Stepper motors, plotters, millers and Arduino??? How does it work!?

So I would love to have a little help here understanding how these arduino drawing, milling, and plotting contraptions work. So I know that the stepper motor is for precision, but when you hook it up to gears and stuff, how does arduino know where the stepper motor is if its like on a track or gear? Say you have a stepper motor connected to a corkscrew gear. Some corkscrew gears may be large and others may be small. How does Arduino know where the motor is on that plane?? How do you import pictures or 3D objects to Arduino to make it draw/plot/mill?

Thanks!

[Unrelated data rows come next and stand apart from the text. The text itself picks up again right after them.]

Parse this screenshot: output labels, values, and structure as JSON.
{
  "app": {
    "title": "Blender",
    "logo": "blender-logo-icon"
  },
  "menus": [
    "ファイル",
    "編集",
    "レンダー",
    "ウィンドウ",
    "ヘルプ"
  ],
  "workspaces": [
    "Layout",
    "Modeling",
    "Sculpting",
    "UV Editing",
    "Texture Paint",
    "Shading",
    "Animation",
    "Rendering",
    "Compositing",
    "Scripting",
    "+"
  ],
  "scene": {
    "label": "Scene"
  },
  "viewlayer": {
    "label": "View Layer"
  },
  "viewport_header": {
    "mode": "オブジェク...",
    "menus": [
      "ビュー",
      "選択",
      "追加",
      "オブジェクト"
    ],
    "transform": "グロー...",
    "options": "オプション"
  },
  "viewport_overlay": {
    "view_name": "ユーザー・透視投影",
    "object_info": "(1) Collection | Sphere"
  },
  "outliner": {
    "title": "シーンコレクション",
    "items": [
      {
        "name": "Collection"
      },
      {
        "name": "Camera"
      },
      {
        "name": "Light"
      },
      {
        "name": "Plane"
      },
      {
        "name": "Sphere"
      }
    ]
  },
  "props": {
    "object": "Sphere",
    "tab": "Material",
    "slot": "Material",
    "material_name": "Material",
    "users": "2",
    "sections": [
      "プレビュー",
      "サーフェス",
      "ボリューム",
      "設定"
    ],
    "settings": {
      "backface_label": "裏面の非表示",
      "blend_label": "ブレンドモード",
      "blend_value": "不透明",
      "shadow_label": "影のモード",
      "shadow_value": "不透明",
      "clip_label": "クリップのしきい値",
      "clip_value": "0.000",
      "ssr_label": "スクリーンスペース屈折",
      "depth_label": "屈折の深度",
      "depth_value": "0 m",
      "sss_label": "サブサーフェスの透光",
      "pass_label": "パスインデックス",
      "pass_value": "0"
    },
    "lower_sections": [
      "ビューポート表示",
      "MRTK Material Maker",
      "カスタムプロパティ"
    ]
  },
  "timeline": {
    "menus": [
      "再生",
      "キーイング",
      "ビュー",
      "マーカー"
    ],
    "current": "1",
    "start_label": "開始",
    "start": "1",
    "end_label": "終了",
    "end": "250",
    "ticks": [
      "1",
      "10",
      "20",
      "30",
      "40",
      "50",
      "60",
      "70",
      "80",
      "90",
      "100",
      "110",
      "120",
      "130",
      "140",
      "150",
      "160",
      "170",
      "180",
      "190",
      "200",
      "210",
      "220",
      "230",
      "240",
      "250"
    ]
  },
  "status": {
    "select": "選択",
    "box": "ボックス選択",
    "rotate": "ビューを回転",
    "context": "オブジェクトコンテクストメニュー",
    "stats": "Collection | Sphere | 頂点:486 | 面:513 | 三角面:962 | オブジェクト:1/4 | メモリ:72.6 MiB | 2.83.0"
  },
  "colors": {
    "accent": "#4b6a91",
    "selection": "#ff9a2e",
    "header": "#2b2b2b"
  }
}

Every system has to be zeroed out or set up with limit switches to zero itself out. As you said the stepper motors are precise. You give them a pulse and then move a step. That step is a small rotation that only moves a certain number of degrees. Knowing that the areduino keeps count of the number of steps taken. How that step translates into the movement of your platform depends on the kind of gearing you have attached to the motor.

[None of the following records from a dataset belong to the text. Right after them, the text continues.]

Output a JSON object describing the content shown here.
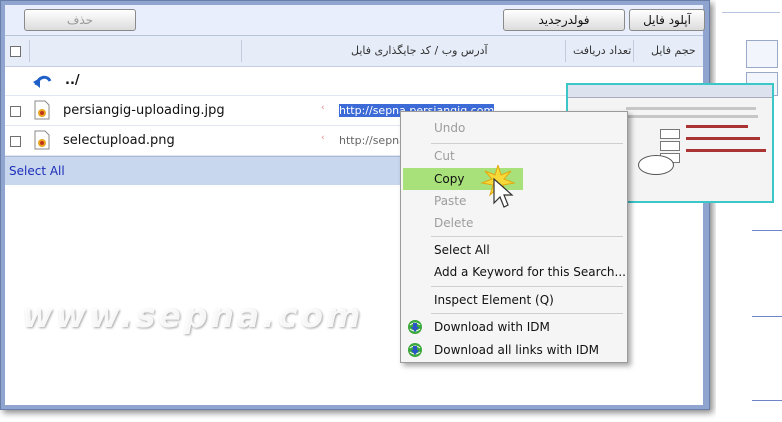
{
  "toolbar": {
    "delete_label": "حذف",
    "new_folder_label": "فولدرجدید",
    "upload_label": "آپلود فایل"
  },
  "table": {
    "headers": {
      "size": "حجم فایل",
      "downloads": "تعداد دریافت",
      "url": "آدرس وب / کد جایگذاری فایل"
    },
    "parent_dir": "../",
    "rows": [
      {
        "name": "persiangig-uploading.jpg",
        "url": "http://sepna.persiangig.com"
      },
      {
        "name": "selectupload.png",
        "url": "http://sepna"
      }
    ],
    "select_all": "Select All"
  },
  "context_menu": {
    "undo": "Undo",
    "cut": "Cut",
    "copy": "Copy",
    "paste": "Paste",
    "delete": "Delete",
    "select_all": "Select All",
    "add_keyword": "Add a Keyword for this Search...",
    "inspect": "Inspect Element (Q)",
    "download_idm": "Download with IDM",
    "download_all_idm": "Download all links with IDM"
  },
  "watermark": "www.sepna.com",
  "colors": {
    "accent": "#3c6ad6",
    "highlight": "#a8e07a",
    "ring": "#3fa646",
    "thumb_border": "#3bc7c7"
  }
}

Fortunatly you don't have to fully understand how it all works. There are plenty of controller boards out there that interface with the arduino to control the motors and plenty of great sketches for the arduino that are already programmed for you. You just have to run through a bunch of test prints to get all the parameters tweaked. There is always a good deal of calibration needed when setting these things up for the first time. Constant calibration is needed really. If you want good clean and accurate products.

There is also computer programs that will take your cad files and pictures and breaks them down into the machine code or G-code. Creating a list of steps for the system to draw/make the picture/object.

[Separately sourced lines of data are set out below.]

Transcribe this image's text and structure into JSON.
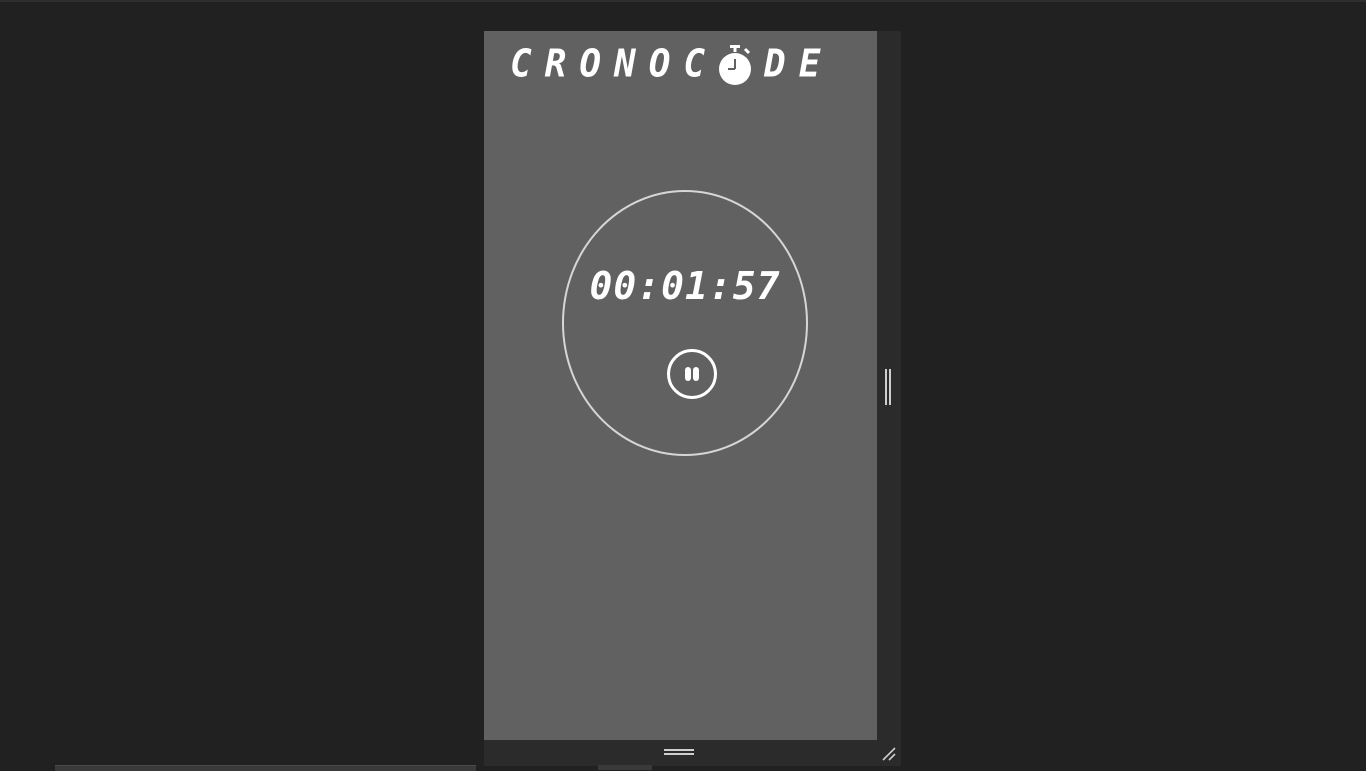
{
  "app": {
    "logo_text_before": "CRONOC",
    "logo_text_after": "DE",
    "logo_icon": "stopwatch-icon"
  },
  "timer": {
    "time": "00:01:57",
    "pause_icon": "pause-icon",
    "state": "running"
  },
  "device_toolbar": {
    "width_handle_icon": "vertical-grip-icon",
    "height_handle_icon": "horizontal-grip-icon",
    "corner_handle_icon": "diagonal-resize-icon"
  },
  "colors": {
    "page_background": "#212121",
    "app_background": "#616161",
    "frame_background": "#2b2b2b",
    "foreground": "#ffffff",
    "ring": "#d6d6d6"
  }
}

If you want to learn more look into the Reprap project. Particularly the wiki. Lots of great information there for building your own 3D printer.
http://www.reprap.org/wiki/RepRap_Options

It keeps track of all the steps sent to it, if you load it too much, and loses sync, you're stuffed. You have to calibrate your machine by stepping the motor a few steps and measuring the movement. Turning a model into instructions for the cutter is very complicated/